XmlnsPrefixAttribute is another CLR attribute that is typically applied only if you already have a XmlnsDefinitionAttribute that references one or more XAML namespace identifiers for the assembly. XmlnsPrefixAttribute associates a recommended prefix string with a XAML namespace identifier. The prefix can be hinted by XAML editing components in design environments, whenever the user creates or selects xmlns mappings in a XAML file. This practice promotes a consistent markup representation, and enables scenarios such as exchanging XAML fragments between different XAML files because the convention for which prefix to use for that XAML element is already established by its owning assembly.
For example, the following assembly-definition code provides the XAML namespace definition for a XAML namespace identified as https://www.contoso.com/CustomXamlLib. The assembly contains two CLR namespaces that provide type backing for this XAML namespace.
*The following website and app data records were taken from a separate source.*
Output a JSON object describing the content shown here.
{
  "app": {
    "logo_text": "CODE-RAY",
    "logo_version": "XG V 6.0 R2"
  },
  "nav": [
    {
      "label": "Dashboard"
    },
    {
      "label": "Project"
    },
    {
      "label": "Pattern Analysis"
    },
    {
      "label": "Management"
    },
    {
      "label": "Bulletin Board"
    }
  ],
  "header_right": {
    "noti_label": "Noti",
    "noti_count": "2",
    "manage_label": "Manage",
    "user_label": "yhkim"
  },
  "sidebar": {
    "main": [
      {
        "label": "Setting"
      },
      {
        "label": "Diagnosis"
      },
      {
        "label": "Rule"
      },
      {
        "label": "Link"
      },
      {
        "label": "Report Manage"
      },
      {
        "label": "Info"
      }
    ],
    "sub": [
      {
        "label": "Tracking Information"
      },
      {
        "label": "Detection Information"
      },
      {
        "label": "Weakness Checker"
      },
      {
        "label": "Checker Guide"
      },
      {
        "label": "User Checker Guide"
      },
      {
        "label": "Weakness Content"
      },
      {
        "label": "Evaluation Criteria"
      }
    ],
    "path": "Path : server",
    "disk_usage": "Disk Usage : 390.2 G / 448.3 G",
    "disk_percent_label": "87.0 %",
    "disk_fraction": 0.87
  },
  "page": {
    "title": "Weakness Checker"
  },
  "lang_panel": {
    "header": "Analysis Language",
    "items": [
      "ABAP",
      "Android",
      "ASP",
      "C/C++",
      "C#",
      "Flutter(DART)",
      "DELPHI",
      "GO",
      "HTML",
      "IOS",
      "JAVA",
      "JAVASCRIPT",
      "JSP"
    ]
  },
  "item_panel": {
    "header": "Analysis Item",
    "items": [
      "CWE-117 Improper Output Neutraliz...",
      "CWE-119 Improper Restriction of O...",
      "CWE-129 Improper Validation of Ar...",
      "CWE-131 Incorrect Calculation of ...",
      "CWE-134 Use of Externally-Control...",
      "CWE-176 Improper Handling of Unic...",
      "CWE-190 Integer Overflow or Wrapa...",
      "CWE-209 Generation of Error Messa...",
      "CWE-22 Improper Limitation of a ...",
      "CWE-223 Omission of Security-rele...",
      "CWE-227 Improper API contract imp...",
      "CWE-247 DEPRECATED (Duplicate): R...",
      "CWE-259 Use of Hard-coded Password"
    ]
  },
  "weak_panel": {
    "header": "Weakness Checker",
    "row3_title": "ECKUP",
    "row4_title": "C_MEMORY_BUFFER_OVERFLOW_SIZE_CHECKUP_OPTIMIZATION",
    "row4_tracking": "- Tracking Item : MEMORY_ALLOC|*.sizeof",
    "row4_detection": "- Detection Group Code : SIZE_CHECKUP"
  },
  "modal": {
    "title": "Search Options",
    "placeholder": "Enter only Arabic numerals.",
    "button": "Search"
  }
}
The prefix "custom" is promoted as the prefix to use whenever the XAML namespace https://www.contoso.com/CustomXamlLib is mapped in a XAML file.